To keep companies in Britain after the Brexit vote the British Chancellor of the Exchequer George Osborne has pledged to cut the UK's corporation tax from its current 20 percent to below 15 percent, giving it the lowest rate of all the major economies. Can this prevent the negative repercussions of the Brexit?

Nigel Farage announced his resignation as Ukip leader on Monday, becoming the second figurehead of the British Eurosceptics, after Boris Johnson, to throw in the towel. Farage is shirking his responsibility, some commentators criticise. With this step the member of the European Parliament has prevented further chaos, others write approvingly.

Must EU migrants now leave the British Isles? Is the UK on the brink of economic collapse? And what effect will the Brexit have on transatlantic relations? After the British vote Europe's commentators point to the many questions that need clarifying.

Many in Britain are questioning the result of the Brexit referendum. A petition calling for a second referendum on EU membership has gathered more than three million signatures. The old have ruined the future of the young with their vote, some commentators argue. Others criticise that Brexit voters are being depicted negatively in the media.

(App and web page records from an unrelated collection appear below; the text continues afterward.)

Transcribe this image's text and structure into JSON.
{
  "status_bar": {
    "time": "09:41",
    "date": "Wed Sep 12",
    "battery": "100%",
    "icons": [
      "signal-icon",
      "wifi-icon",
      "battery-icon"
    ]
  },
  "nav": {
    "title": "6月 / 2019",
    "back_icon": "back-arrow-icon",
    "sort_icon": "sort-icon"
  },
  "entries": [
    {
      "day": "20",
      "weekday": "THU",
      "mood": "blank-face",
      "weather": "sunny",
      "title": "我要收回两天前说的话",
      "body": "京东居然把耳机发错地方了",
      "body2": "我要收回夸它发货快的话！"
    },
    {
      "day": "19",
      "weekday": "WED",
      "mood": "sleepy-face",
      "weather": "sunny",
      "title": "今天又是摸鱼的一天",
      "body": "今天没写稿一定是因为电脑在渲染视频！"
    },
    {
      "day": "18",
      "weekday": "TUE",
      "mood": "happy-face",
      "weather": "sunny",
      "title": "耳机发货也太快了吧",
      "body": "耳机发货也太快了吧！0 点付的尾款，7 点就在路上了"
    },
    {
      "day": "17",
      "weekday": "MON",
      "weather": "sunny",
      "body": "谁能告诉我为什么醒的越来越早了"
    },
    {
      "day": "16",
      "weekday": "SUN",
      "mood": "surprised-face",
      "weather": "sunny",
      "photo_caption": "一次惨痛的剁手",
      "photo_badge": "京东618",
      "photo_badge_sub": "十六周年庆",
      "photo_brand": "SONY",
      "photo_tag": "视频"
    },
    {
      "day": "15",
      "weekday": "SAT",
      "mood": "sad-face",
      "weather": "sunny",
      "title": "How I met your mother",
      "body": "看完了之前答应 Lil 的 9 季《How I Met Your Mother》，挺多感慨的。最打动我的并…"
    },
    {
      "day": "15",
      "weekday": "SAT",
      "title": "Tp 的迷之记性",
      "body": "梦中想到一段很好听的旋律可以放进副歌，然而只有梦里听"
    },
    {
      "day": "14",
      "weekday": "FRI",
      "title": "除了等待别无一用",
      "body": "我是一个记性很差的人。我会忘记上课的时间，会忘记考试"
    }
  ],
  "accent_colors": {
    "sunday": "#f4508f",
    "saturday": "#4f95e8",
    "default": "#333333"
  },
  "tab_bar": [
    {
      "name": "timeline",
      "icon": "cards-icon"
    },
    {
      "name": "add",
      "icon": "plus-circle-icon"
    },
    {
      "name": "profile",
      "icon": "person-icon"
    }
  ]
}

Across the EU Eurosceptics are rubbing their hands in glee over the outcome of the Brexit referendum and hoping that their own countries will hold a referendum on EU membership. Commentators fear a wave of exits and call on governments to take measures to avoid this.

For the first time in history a country has voted to leave the EU. Just under 51.9 percent of British voters cast their ballots in favour of Brexit, while 48.1 percent voted to remain. Prime Minister Cameron has announced his resignation. Is this just a warning for the Union to get its act together or the beginning of the end?

46.5 million registered British voters will decide today whether their country remains in the EU or leaves. The polling stations close at 10 p.m. local time, and the results aren't expected until Friday morning. Brexit or Bremain? While the answer to this question clearly makes some commentators nervous, others urge everyone to stay calm.

Barack Obama has clearly warned the British against leaving the EU. During a visit to London he intimated that there would be no swift bilateral trade agreement between the UK and the US in the event of a Brexit. While some commentators strongly criticise the intervention, others hope the Brits will listen to the US president.

With two months to go before the UK referendum first Barack Obama and now the OECD have warned of the consequences of a Brexit. The organisation says the British would face major financial repercussions. Commentators examine the campaign surrounding the issue and bemoan the lack of a serious debate about Europe's future.

The British will vote on whether to stay in the EU on June 23. The UK and its EU partners have agreed on compromises regarding London's reform demands. Can the prevailing anti-EU mood in Britain be countered effectively?

London's Mayor Boris Johnson has announced that he will campaign for Britain's exiting the EU. He just wants to improve his chances of becoming prime minister, critics write. Others fear his decision to back the Out camp has made a Brexit all the more likely.

Britain and other EU member states will have the right to deny welfare benefits to EU migrants for up to four years. The British government has responded positively to this and other proposals put forward by EU Council President Donald Tusk. But can they prevent a Brexit?